Imagine the possibilities:

  • Sending a book to your preadoptive child with pictures of your family, your home, and your neighborhood, with labels in English and their native language.
  • Creating a gorgeous hardbound lifebook, without any "scrapbooking" skillz whatsoever.
  • Printing a smaller, pocket-size "flipbook security blanket" of reassuring people and places, for difficult daycare and school transitions, or for scary moments in the middle of the night.
  • Using this for custom "social stories", with scripts and Stuart Smiley affirmations for situations your child may be struggling with. Photos and optimistic narrations of your child's bedtime routine, eventual toilet training success, trips to loud stores, a photo-rehearsal of the bus trip to school, and so on ...

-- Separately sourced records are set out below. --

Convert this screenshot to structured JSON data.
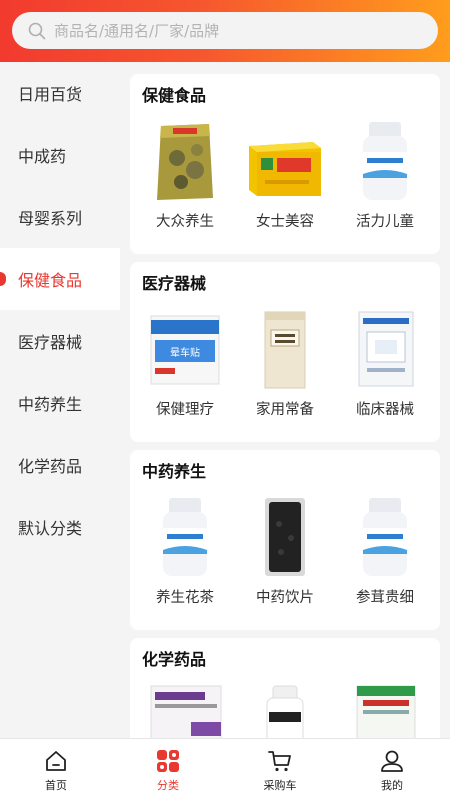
{
  "search": {
    "placeholder": "商品名/通用名/厂家/品牌"
  },
  "sidebar": {
    "items": [
      {
        "label": "日用百货"
      },
      {
        "label": "中成药"
      },
      {
        "label": "母婴系列"
      },
      {
        "label": "保健食品",
        "active": true
      },
      {
        "label": "医疗器械"
      },
      {
        "label": "中药养生"
      },
      {
        "label": "化学药品"
      },
      {
        "label": "默认分类"
      }
    ]
  },
  "sections": [
    {
      "title": "保健食品",
      "products": [
        {
          "label": "大众养生",
          "icon": "herb-bag-image"
        },
        {
          "label": "女士美容",
          "icon": "yellow-box-image"
        },
        {
          "label": "活力儿童",
          "icon": "pill-bottle-image"
        }
      ]
    },
    {
      "title": "医疗器械",
      "products": [
        {
          "label": "保健理疗",
          "icon": "patch-box-image",
          "badge_text": "晕车贴"
        },
        {
          "label": "家用常备",
          "icon": "paper-pack-image"
        },
        {
          "label": "临床器械",
          "icon": "dressing-pack-image"
        }
      ]
    },
    {
      "title": "中药养生",
      "products": [
        {
          "label": "养生花茶",
          "icon": "pill-bottle-image"
        },
        {
          "label": "中药饮片",
          "icon": "black-herb-bag-image"
        },
        {
          "label": "参茸贵细",
          "icon": "pill-bottle-image"
        }
      ]
    },
    {
      "title": "化学药品",
      "products": [
        {
          "label": "",
          "icon": "medicine-box-image"
        },
        {
          "label": "",
          "icon": "tablet-bottle-image"
        },
        {
          "label": "",
          "icon": "green-medicine-box-image"
        }
      ]
    }
  ],
  "tabbar": {
    "items": [
      {
        "label": "首页",
        "icon": "home-icon"
      },
      {
        "label": "分类",
        "icon": "category-icon",
        "active": true
      },
      {
        "label": "采购车",
        "icon": "cart-icon"
      },
      {
        "label": "我的",
        "icon": "user-icon"
      }
    ]
  },
  "colors": {
    "accent": "#e8382f",
    "gradient_start": "#f23a2f",
    "gradient_end": "#ff9d1c"
  }
}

  • Or do-it-yourself books on your child's obsession du jour. My friends made an incredible photobook of big machinery from Dad's bike commute, through the Ballard locks, along the train lines, past the tugboats, through the sculpture garden construction site, and to the downtown office towers. The narration was personal and better-written than most books in this genre, and the whole project from photos to book order took less than a day. Their vehicle-obsessed 2-year-old loves it ... best birthday present EVER.